Without including any picture, write out the entries exactly as they stand.

━━ ENTRIES SHOWN ━━

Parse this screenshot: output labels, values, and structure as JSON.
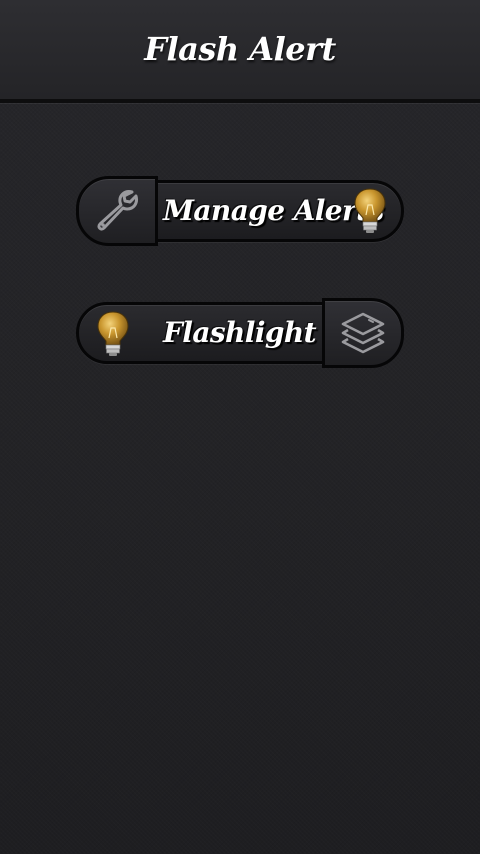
{
  "header": {
    "title": "Flash Alert"
  },
  "buttons": {
    "manage_alerts": {
      "label": "Manage Alerts",
      "left_icon": "wrench-icon",
      "right_icon": "lightbulb-icon"
    },
    "flashlight": {
      "label": "Flashlight",
      "left_icon": "lightbulb-icon",
      "right_icon": "layers-icon"
    }
  },
  "colors": {
    "background": "#222225",
    "header": "#2a2a2e",
    "text": "#ffffff",
    "bulb_gold": "#c9962e",
    "icon_gray": "#9a9a9e"
  }
}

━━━

EXPECTED OUTPUT
Parse this screenshot: output labels, values, and structure as JSON.
{
  "header": {
    "title": "Flash Alert"
  },
  "buttons": {
    "manage_alerts": {
      "label": "Manage Alerts",
      "left_icon": "wrench-icon",
      "right_icon": "lightbulb-icon"
    },
    "flashlight": {
      "label": "Flashlight",
      "left_icon": "lightbulb-icon",
      "right_icon": "layers-icon"
    }
  },
  "colors": {
    "background": "#222225",
    "header": "#2a2a2e",
    "text": "#ffffff",
    "bulb_gold": "#c9962e",
    "icon_gray": "#9a9a9e"
  }
}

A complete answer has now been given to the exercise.